Ladies and Gentlemen;
Meanwhile, it is regrettable that African countries spend between US$30 billion and US$50 billion annually on imports of agricultural products, instead of developing the productive capacities necessary for trade. This reality gives greater impetus for us all, governments, unions, farmers, and private sector alike, to heavily invest in agriculture to produce for our own needs within the continent, as well as for export outside Africa. My Government remains ready for win- win collaboration and partnerships to promote appropriate agricultural, agro-industrial policies and investments that will ensure the full exploitation of land and widens the range of agriculture commodities produced and traded within Africa.
In a fast developing world and shifting trends, the need for farmers across the social spectrum to have a detailed understanding of the rules, regulations, processes and procedures within which to produce and competitively trade in regional and international markets cannot be overemphasised. I am advised that this is one of the major issues that will be discussed at this conference. I urge you all not to only have a better appreciation of the regional, continental and global trade agreements that have implications on intra-regional trade promotion; but to also cascade the knowledge and perspectives from this conference to other quarters of the farming communities such as small-scale and communal farmers. It is through concerted sharing of knowledge on enhanced production and market participation that our agricultural sector in the region will grow and economic benefits will accrue to our people for a better quality of life of all.

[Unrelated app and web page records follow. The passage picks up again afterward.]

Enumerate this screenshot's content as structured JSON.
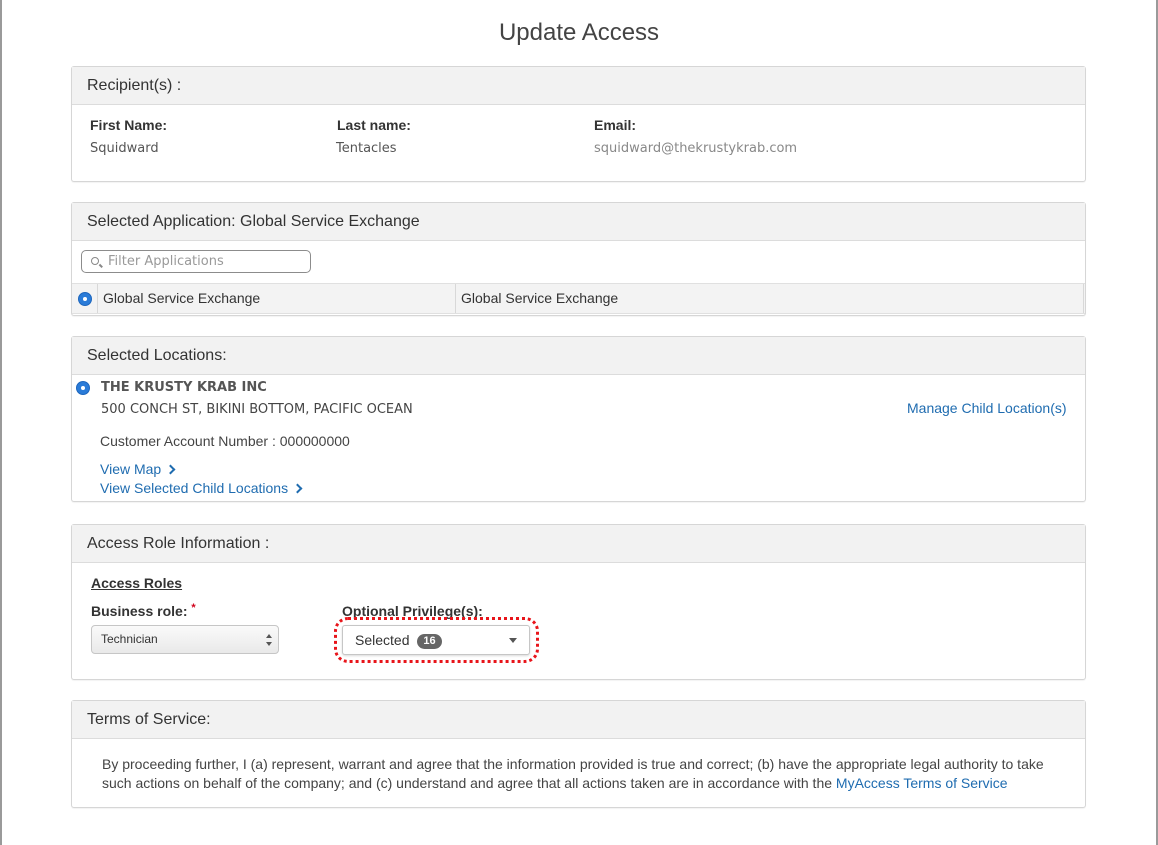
{
  "page": {
    "title": "Update Access"
  },
  "recipients": {
    "heading": "Recipient(s) :",
    "first_name_label": "First Name:",
    "first_name": "Squidward",
    "last_name_label": "Last name:",
    "last_name": "Tentacles",
    "email_label": "Email:",
    "email": "squidward@thekrustykrab.com"
  },
  "application": {
    "heading": "Selected Application: Global Service Exchange",
    "filter_placeholder": "Filter Applications",
    "row": {
      "name": "Global Service Exchange",
      "description": "Global Service Exchange"
    }
  },
  "locations": {
    "heading": "Selected Locations:",
    "company": "THE KRUSTY KRAB INC",
    "address": "500 CONCH ST, BIKINI BOTTOM, PACIFIC OCEAN",
    "account_label": "Customer Account Number :",
    "account_number": "000000000",
    "view_map": "View Map",
    "view_child_locations": "View Selected Child Locations",
    "manage_child_locations": "Manage Child Location(s)"
  },
  "access_role": {
    "heading": "Access Role Information :",
    "section_title": "Access Roles",
    "business_role_label": "Business role:",
    "required_marker": "*",
    "business_role_value": "Technician",
    "optional_label": "Optional Privilege(s):",
    "optional_value": "Selected",
    "optional_count": "16"
  },
  "terms": {
    "heading": "Terms of Service:",
    "text": "By proceeding further, I (a) represent, warrant and agree that the information provided is true and correct; (b) have the appropriate legal authority to take such actions on behalf of the company; and (c) understand and agree that all actions taken are in accordance with the",
    "link": "MyAccess Terms of Service"
  },
  "colors": {
    "link": "#1f6cb0",
    "radio": "#2a7bd8",
    "highlight": "#e8141a",
    "badge": "#666666"
  }
}
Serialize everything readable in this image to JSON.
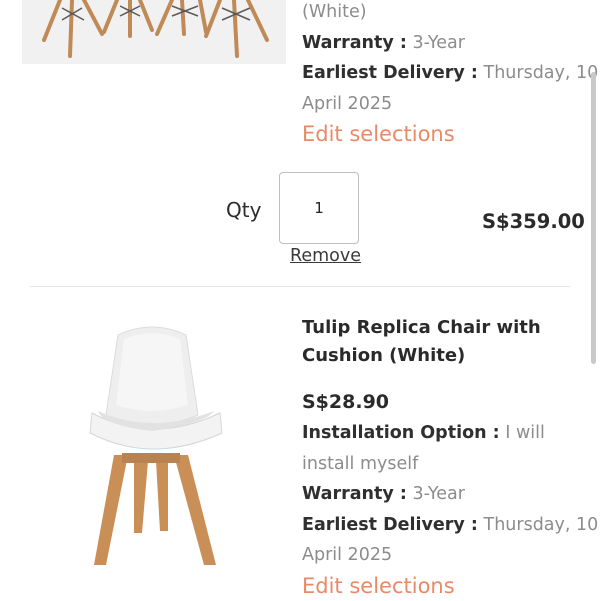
{
  "cart": {
    "items": [
      {
        "variant_tail": "(White)",
        "warranty": {
          "key": "Warranty :",
          "value": "3-Year"
        },
        "delivery": {
          "key": "Earliest Delivery :",
          "value_line1": "Thursday, 10",
          "value_line2": "April 2025"
        },
        "edit_label": "Edit selections",
        "qty_label": "Qty",
        "qty_value": "1",
        "remove_label": "Remove",
        "line_total": "S$359.00"
      },
      {
        "title_line1": "Tulip Replica Chair with",
        "title_line2": "Cushion (White)",
        "price": "S$28.90",
        "installation": {
          "key": "Installation Option :",
          "value_line1": "I will",
          "value_line2": "install myself"
        },
        "warranty": {
          "key": "Warranty :",
          "value": "3-Year"
        },
        "delivery": {
          "key": "Earliest Delivery :",
          "value_line1": "Thursday, 10",
          "value_line2": "April 2025"
        },
        "edit_label": "Edit selections"
      }
    ]
  },
  "colors": {
    "accent": "#e98a66",
    "muted": "#8c8c8c"
  }
}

I am aware that this event will provide an opportunity to deliberate on controversies surrounding trade arrangements and practices and the extent to which there hinder the prospects of trade to drive agricultural transformation in the region. In this respect, I hope your discussions will include topical issues such as unfair trade practices, elimination of trade barriers and the development of national productive capacities required to produce surplus for export if we anticipate trade to be a key driver of agricultural transformation in Africa. This is consistent with Africa’s drive to create wider markets especially through the Africa Continental Free Trade Area (ACFTA), which is expected to cover a market of more than 1,2 billion people, by eliminating barriers to trade. The Africa Continental Free Trade Area has the potential to boost intra-Africa trade by around 50 percent by 2022.
I am optimistic that you should be able to identify the right policies required to drive this agricultural transformation and that you will come up with proposals to promote agro-industrialisation, improve trade-related infrastructure and trade facilitation, as well as the availability and access of trade information and trade finance. Furthermore, that you will also identify interventions required to advance agricultural productivity and competitiveness in the face of climate change and variability in the region.
Ladies and Gentlemen;
As I conclude, it is my wish that the 2018 SACAU Annual Policy Conference will be an inspiration to all farmers who strive to improve their wealth and impact on the economic growth of our individual countries and the region as a whole. Agricultural transformation is a process which requires a lot of hard work and will need collaborative and inclusive efforts at all levels of the value chain. I am hopeful that the outcome of this conference will go a long way towards moving the regional agriculture transformation agenda forward.
Allow me at this moment to declare the 2018 SACAU Annual Conference officially opened and wish you all, fruitful deliberations.
God bless you all!
I thank you.